STUDY MATERIAL:
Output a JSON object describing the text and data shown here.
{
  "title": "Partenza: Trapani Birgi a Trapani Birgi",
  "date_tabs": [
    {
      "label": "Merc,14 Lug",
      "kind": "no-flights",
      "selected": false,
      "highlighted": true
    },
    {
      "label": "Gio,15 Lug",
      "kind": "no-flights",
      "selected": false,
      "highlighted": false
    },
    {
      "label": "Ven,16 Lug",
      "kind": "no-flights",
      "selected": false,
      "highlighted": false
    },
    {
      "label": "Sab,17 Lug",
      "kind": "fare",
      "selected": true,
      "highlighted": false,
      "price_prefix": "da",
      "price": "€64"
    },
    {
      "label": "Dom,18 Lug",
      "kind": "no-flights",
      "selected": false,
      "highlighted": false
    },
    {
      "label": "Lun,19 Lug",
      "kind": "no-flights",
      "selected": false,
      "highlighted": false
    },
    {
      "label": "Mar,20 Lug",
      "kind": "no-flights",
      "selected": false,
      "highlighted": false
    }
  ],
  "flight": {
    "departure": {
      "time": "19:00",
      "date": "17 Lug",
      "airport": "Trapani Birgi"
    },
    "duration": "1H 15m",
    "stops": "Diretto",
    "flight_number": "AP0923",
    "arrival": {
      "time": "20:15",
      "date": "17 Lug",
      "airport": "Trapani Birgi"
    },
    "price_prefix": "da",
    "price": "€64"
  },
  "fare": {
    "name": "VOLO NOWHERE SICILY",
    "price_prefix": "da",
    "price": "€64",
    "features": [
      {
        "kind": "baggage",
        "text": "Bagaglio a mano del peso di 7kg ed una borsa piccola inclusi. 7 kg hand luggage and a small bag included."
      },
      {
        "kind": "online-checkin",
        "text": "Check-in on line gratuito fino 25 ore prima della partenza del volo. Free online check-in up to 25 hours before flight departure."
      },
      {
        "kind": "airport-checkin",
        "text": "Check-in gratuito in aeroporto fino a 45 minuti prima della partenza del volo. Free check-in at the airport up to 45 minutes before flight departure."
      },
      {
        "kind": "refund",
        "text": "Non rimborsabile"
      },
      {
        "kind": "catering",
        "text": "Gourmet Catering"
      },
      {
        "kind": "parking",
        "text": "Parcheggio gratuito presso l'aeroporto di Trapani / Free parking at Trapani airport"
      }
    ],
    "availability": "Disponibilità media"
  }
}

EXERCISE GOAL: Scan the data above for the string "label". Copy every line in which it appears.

THE ANSWER:
      "label": "Merc,14 Lug",
      "label": "Gio,15 Lug",
      "label": "Ven,16 Lug",
      "label": "Sab,17 Lug",
      "label": "Dom,18 Lug",
      "label": "Lun,19 Lug",
      "label": "Mar,20 Lug",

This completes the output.